● GIVEN DATA:
****************************************
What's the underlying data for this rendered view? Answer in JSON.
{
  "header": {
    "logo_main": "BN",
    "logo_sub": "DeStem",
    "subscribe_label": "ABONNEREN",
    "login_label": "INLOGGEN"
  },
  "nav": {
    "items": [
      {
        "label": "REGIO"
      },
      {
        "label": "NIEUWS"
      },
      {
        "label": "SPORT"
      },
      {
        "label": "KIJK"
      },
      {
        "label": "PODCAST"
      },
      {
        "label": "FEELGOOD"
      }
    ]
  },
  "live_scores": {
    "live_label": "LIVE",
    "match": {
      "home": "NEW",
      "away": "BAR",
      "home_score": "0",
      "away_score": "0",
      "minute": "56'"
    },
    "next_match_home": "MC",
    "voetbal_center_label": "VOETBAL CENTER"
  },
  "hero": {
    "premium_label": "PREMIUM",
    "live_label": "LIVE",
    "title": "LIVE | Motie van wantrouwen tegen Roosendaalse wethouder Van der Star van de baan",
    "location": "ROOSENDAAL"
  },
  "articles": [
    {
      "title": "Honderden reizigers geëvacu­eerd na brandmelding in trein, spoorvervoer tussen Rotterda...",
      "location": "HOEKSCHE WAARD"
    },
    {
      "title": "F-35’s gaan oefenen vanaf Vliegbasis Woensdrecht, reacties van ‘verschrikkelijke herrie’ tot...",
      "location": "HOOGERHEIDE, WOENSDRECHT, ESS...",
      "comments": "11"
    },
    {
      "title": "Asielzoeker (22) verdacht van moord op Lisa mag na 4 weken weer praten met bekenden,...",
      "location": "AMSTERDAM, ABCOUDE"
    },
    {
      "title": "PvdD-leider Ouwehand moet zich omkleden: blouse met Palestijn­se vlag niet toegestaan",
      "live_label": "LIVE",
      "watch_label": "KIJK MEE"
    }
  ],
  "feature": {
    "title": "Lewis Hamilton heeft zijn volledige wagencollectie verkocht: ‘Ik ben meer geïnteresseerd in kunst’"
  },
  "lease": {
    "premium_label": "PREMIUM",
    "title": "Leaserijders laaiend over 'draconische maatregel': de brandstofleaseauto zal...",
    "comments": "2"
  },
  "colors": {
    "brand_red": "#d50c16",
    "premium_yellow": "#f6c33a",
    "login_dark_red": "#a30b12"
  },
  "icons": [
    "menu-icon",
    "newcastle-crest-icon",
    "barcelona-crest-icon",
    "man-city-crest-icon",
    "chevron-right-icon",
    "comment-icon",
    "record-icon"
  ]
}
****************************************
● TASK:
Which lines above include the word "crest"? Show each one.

● TASK RESPONSE:
    "newcastle-crest-icon",
    "barcelona-crest-icon",
    "man-city-crest-icon",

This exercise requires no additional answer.